Drying pumpkin and pumpkin seeds
■ Wash and peel pumpkins, and remove fibers and seeds from the flesh. Cut into small, thin strips. Blanch strips over steam for 5 to 6 minutes and cool rapidly. Dry the strips in a dehydrator until brittle. Pumpkin makes excellent dried vegetable leather. Purée cooked pumpkin and strain. Add honey and spices, then dry on a home food dehydrator tray.
■ Drying seeds and roasting seeds are different processes. To dry, carefully wash pumpkin seeds to remove the clinging fibrous pumpkin tissue. Pumpkin seeds can be dried in the sun, in a dehydrator set at 115 to 120 degrees for 1 to 2 hours, or in an oven on warm for 3 to 4 hours. Stir them frequently to prevent scorching.
■ To roast, take dried pumpkin seeds, toss with oil and/or salt, and roast in a preheated oven at 250 degrees for 10 to 15 minutes.

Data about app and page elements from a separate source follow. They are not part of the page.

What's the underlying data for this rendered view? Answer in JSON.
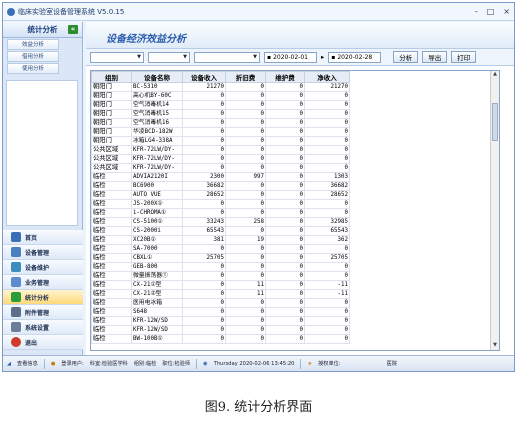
{
  "window": {
    "title": "临床实验室设备管理系统  V5.0.15",
    "controls": [
      "-",
      "□",
      "×"
    ]
  },
  "sidebar": {
    "header": "统计分析",
    "collapse_icon": "«",
    "sub_items": [
      "效益分析",
      "借用分析",
      "使用分析"
    ],
    "modules": [
      {
        "label": "首页",
        "icon": "home-icon",
        "color": "#3b6fb6"
      },
      {
        "label": "设备管理",
        "icon": "device-icon",
        "color": "#4a7fc0"
      },
      {
        "label": "设备维护",
        "icon": "maintenance-icon",
        "color": "#3c8dbc"
      },
      {
        "label": "业务管理",
        "icon": "business-icon",
        "color": "#5b8bd0"
      },
      {
        "label": "统计分析",
        "icon": "stats-icon",
        "color": "#2a9d3a"
      },
      {
        "label": "附件管理",
        "icon": "attachment-icon",
        "color": "#5d6f8a"
      },
      {
        "label": "系统设置",
        "icon": "settings-icon",
        "color": "#6b7d99"
      },
      {
        "label": "退出",
        "icon": "exit-icon",
        "color": "#d23a2a"
      }
    ]
  },
  "main": {
    "title": "设备经济效益分析",
    "toolbar": {
      "date_from": "2020-02-01",
      "date_to": "2020-02-28",
      "buttons": [
        "分析",
        "导出",
        "打印"
      ]
    },
    "table": {
      "columns": [
        "组别",
        "设备名称",
        "设备收入",
        "折旧费",
        "维护费",
        "净收入"
      ],
      "rows": [
        [
          "朝阳门",
          "BC-5310",
          "21270",
          "0",
          "0",
          "21270"
        ],
        [
          "朝阳门",
          "高心机BY-60C",
          "0",
          "0",
          "0",
          "0"
        ],
        [
          "朝阳门",
          "空气消毒机14",
          "0",
          "0",
          "0",
          "0"
        ],
        [
          "朝阳门",
          "空气消毒机15",
          "0",
          "0",
          "0",
          "0"
        ],
        [
          "朝阳门",
          "空气消毒机16",
          "0",
          "0",
          "0",
          "0"
        ],
        [
          "朝阳门",
          "华凌BCD-182W",
          "0",
          "0",
          "0",
          "0"
        ],
        [
          "朝阳门",
          "冰箱LG4-338A",
          "0",
          "0",
          "0",
          "0"
        ],
        [
          "公共区域",
          "KFR-72LW/DY-",
          "0",
          "0",
          "0",
          "0"
        ],
        [
          "公共区域",
          "KFR-72LW/DY-",
          "0",
          "0",
          "0",
          "0"
        ],
        [
          "公共区域",
          "KFR-72LW/DY-",
          "0",
          "0",
          "0",
          "0"
        ],
        [
          "临检",
          "ADVIA2120I",
          "2300",
          "997",
          "0",
          "1303"
        ],
        [
          "临检",
          "BC6900",
          "36682",
          "0",
          "0",
          "36682"
        ],
        [
          "临检",
          "AUTO VUE",
          "28652",
          "0",
          "0",
          "28652"
        ],
        [
          "临检",
          "JS-200X①",
          "0",
          "0",
          "0",
          "0"
        ],
        [
          "临检",
          "i-CHROMA①",
          "0",
          "0",
          "0",
          "0"
        ],
        [
          "临检",
          "CS-5100①",
          "33243",
          "258",
          "0",
          "32985"
        ],
        [
          "临检",
          "CS-2000i",
          "65543",
          "0",
          "0",
          "65543"
        ],
        [
          "临检",
          "XC20B①",
          "381",
          "19",
          "0",
          "362"
        ],
        [
          "临检",
          "SA-7000",
          "0",
          "0",
          "0",
          "0"
        ],
        [
          "临检",
          "CBXL①",
          "25705",
          "0",
          "0",
          "25705"
        ],
        [
          "临检",
          "GEB-800",
          "0",
          "0",
          "0",
          "0"
        ],
        [
          "临检",
          "微量振荡器①",
          "0",
          "0",
          "0",
          "0"
        ],
        [
          "临检",
          "CX-21①型",
          "0",
          "11",
          "0",
          "-11"
        ],
        [
          "临检",
          "CX-21②型",
          "0",
          "11",
          "0",
          "-11"
        ],
        [
          "临检",
          "医用电冰箱",
          "0",
          "0",
          "0",
          "0"
        ],
        [
          "临检",
          "S648",
          "0",
          "0",
          "0",
          "0"
        ],
        [
          "临检",
          "KFR-12W/SD",
          "0",
          "0",
          "0",
          "0"
        ],
        [
          "临检",
          "KFR-12W/SD",
          "0",
          "0",
          "0",
          "0"
        ],
        [
          "临检",
          "BW-100B①",
          "0",
          "0",
          "0",
          "0"
        ]
      ]
    }
  },
  "statusbar": {
    "items": [
      "查看信息",
      "登录用户:",
      "科室:检验医学科",
      "组别:临检",
      "职位:检验师",
      "Thursday  2020-02-06  13:45:20",
      "授权单位:",
      "医院"
    ]
  },
  "caption": "图9. 统计分析界面"
}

Source: USDA's 'Complete Guide to Home Canning'